Website and app data records:
###

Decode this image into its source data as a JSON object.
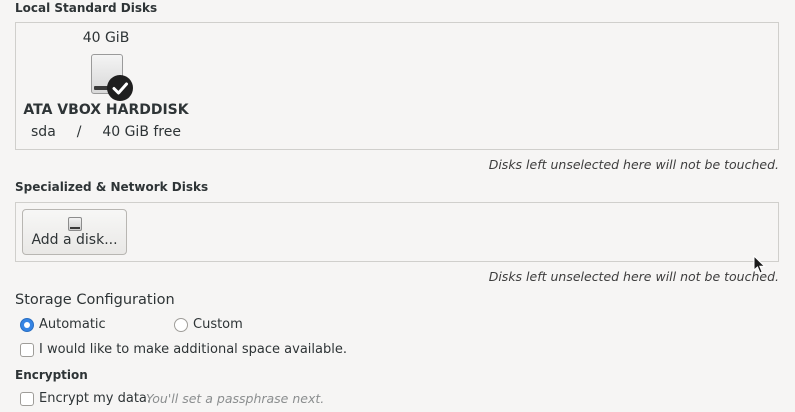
{
  "local_disks": {
    "title": "Local Standard Disks",
    "disk": {
      "size": "40 GiB",
      "name": "ATA VBOX HARDDISK",
      "device": "sda",
      "separator": "/",
      "free": "40 GiB free",
      "selected": true,
      "icon": "harddisk-icon"
    },
    "note": "Disks left unselected here will not be touched."
  },
  "network_disks": {
    "title": "Specialized & Network Disks",
    "add_button": "Add a disk...",
    "note": "Disks left unselected here will not be touched."
  },
  "storage_config": {
    "title": "Storage Configuration",
    "options": [
      {
        "label": "Automatic",
        "selected": true
      },
      {
        "label": "Custom",
        "selected": false
      }
    ],
    "additional_space": {
      "label": "I would like to make additional space available.",
      "checked": false
    }
  },
  "encryption": {
    "title": "Encryption",
    "checkbox_label": "Encrypt my data.",
    "hint": "You'll set a passphrase next.",
    "checked": false
  },
  "colors": {
    "accent": "#3584e4",
    "background": "#f6f5f4"
  }
}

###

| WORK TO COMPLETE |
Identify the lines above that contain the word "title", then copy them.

| RESPONSE TO THE TASK |
    "title": "Local Standard Disks",
    "title": "Specialized & Network Disks",
    "title": "Storage Configuration",
    "title": "Encryption",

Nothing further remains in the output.